US6959960Nov 7, 2001Nov 1, 2005Johnson Controls Technology CompanySeating and cargo system for a vehicle
US6988768 *Mar 31, 2003Jan 24, 2006Mitsubishi Jidosha Kogyo Kabushiki KaishaVehicle seat apparatus
US7661744 *Apr 18, 2008Feb 16, 2010Suzuki Motor CorporationAttaching structure of split type seat back for vehicle
WO2005049369A1 *Sep 2, 2004Jun 2, 2005Garnault MichelBench seat for a motor vehicle provided with a load compensation device
Classifications
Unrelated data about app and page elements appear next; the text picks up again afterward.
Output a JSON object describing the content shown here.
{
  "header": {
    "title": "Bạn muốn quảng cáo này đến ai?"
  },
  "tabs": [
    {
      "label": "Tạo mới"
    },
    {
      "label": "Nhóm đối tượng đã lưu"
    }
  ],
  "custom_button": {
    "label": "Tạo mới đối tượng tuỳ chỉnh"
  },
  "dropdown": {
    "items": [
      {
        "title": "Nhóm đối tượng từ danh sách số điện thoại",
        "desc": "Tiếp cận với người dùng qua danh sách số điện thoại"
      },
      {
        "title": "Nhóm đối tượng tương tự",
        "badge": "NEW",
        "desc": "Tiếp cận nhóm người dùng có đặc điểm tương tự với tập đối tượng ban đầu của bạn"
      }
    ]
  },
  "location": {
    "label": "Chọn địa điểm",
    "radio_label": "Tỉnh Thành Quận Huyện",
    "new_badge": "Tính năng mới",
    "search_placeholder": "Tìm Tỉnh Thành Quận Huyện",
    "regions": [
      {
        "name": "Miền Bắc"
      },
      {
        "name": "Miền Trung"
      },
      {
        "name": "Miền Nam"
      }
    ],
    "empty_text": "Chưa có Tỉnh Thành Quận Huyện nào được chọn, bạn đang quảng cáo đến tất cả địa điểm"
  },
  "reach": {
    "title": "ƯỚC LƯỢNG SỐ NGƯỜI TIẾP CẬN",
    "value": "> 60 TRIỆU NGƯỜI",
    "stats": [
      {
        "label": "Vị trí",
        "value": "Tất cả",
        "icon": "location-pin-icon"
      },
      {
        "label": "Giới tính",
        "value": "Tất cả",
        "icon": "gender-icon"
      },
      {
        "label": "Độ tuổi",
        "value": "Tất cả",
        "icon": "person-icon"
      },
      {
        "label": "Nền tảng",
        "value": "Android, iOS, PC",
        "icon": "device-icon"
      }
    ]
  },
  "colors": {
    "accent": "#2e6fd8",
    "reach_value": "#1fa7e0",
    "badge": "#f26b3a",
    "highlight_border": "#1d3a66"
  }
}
U.S. Classification297/333, 296/65.05, 297/463.1, 297/335, 16/324
International ClassificationB60N2/30
Cooperative ClassificationB60N2/3047
European ClassificationB60N2/30C2C2
Legal Events
DateCodeEventDescription
Apr 25, 2014ASAssignment
Owner name: LEAR CORPORATION, MICHIGAN
Free format text: RELEASE BY SECURED PARTY;ASSIGNOR:JPMORGAN CHASE BANK, N.A.;REEL/FRAME:032770/0843
Effective date: 20100830
Apr 21, 2014ASAssignment
Owner name: LEAR CORPORATION, MICHIGAN
Effective date: 20100830
Free format text: RELEASE BY SECURED PARTY;ASSIGNOR:JPMORGAN CHASE BANK, N.A.;REEL/FRAME:032722/0553
Mar 20, 2013ASAssignment
Owner name: JPMORGAN CAHSE BANK, N.A., AS AGENT, ILLINOIS
Free format text: SECURITY INTEREST;ASSIGNOR:LEAR CORPORATION;REEL/FRAME:030076/0016
Effective date: 20130130
Owner name: JPMORGAN CHASE BANK, N.A., AS AGENT, ILLINOIS
Jan 27, 2011FPAYFee payment
Year of fee payment: 12
Jan 29, 2007FPAYFee payment
Year of fee payment: 8
Jun 23, 2006ASAssignment
Owner name: JPMORGAN CHASE BANK, N.A., AS GENERAL ADMINISTRATI
Free format text: SECURITY AGREEMENT;ASSIGNOR:LEAR CORPORATION;REEL/FRAME:017858/0719
Effective date: 20060425
Sep 25, 2002FPAYFee payment
Year of fee payment: 4
Jan 26, 1998ASAssignment
Owner name: LEAR CORPORATION, MICHIGAN
Free format text: ASSIGNMENT OF ASSIGNORS INTEREST;ASSIGNOR:ESKER, RICHARD C.;REEL/FRAME:008980/0394
Effective date: 19971001